Since the Qur’an leaves an open way (Minhaj) before humanity to evolving its civilization (5:48/Ch. 9.4), all natural art forms, including song, music, poetry, athletics, swimming, sports etc. as in vogue today would stand permissible as long as the performers and the spectators abide by the Qur’anic paradigms on modesty, ethics and morality; and remain committed to their social, financial, and personal responsibilities and religious obligations that are intrinsic to the Qur’anic message. The same will hold for all forms of recreations including indoor and outdoor games, simple outing or picnic, angling etc. However games that stretch the players beyond their bearing capacity,6 (knock-down sword fight/ wrestling for example), and entertainment that conflict with the Qur’anic tenets (prostitution, alcoholism, gambling, and similar abominations) would be unlawful in Islam.
1. 89:20, 102:1/2
3. 28:60, 45:35.
5. Afzalur Rahman, Role of Women in Society, London 1986, p. 374-381.
6. 6:152/Ch. 19.1; 2:233, 65:7/Ch. 34.5.
Muhammad Yunus, a Chemical Engineering graduate from Indian Institute of Technology, and a retired corporate executive has been engaged in an in-depth study of the Qur’an since early 90’s, focusing on its core message.
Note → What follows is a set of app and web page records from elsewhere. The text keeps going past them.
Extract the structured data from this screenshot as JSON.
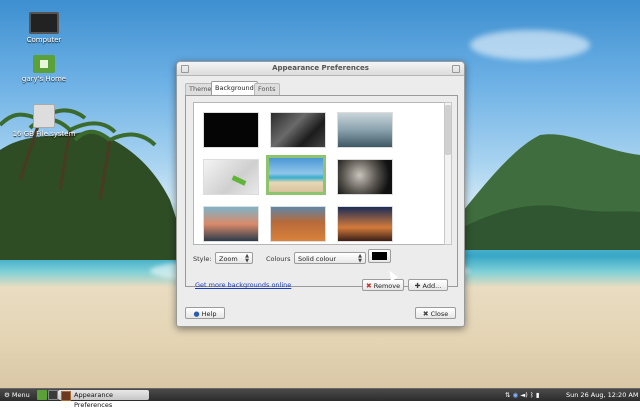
{
  "desktop": {
    "icons": [
      {
        "label": "Computer"
      },
      {
        "label": "gary's Home"
      },
      {
        "label": "16 GB File system"
      }
    ]
  },
  "dialog": {
    "title": "Appearance Preferences",
    "tabs": [
      {
        "label": "Theme",
        "active": false
      },
      {
        "label": "Background",
        "active": true
      },
      {
        "label": "Fonts",
        "active": false
      }
    ],
    "style_label": "Style:",
    "style_value": "Zoom",
    "colours_label": "Colours",
    "colours_value": "Solid colour",
    "colour_swatch": "#000000",
    "link_text": "Get more backgrounds online",
    "remove_label": "Remove",
    "add_label": "Add...",
    "help_label": "Help",
    "close_label": "Close"
  },
  "taskbar": {
    "menu_label": "Menu",
    "task_label": "Appearance Preferences",
    "clock": "Sun 26 Aug, 12:20 AM"
  }
}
He has co-authored the referred exegetic work, which received the approval of al-Azhar al-Sharif, Cairo in 2002, and following restructuring and refinement was endorsed and authenticated by Dr. KhaledAbou El Fadl of UCLA, and published by Amana Publications, Maryland, USA, 2009.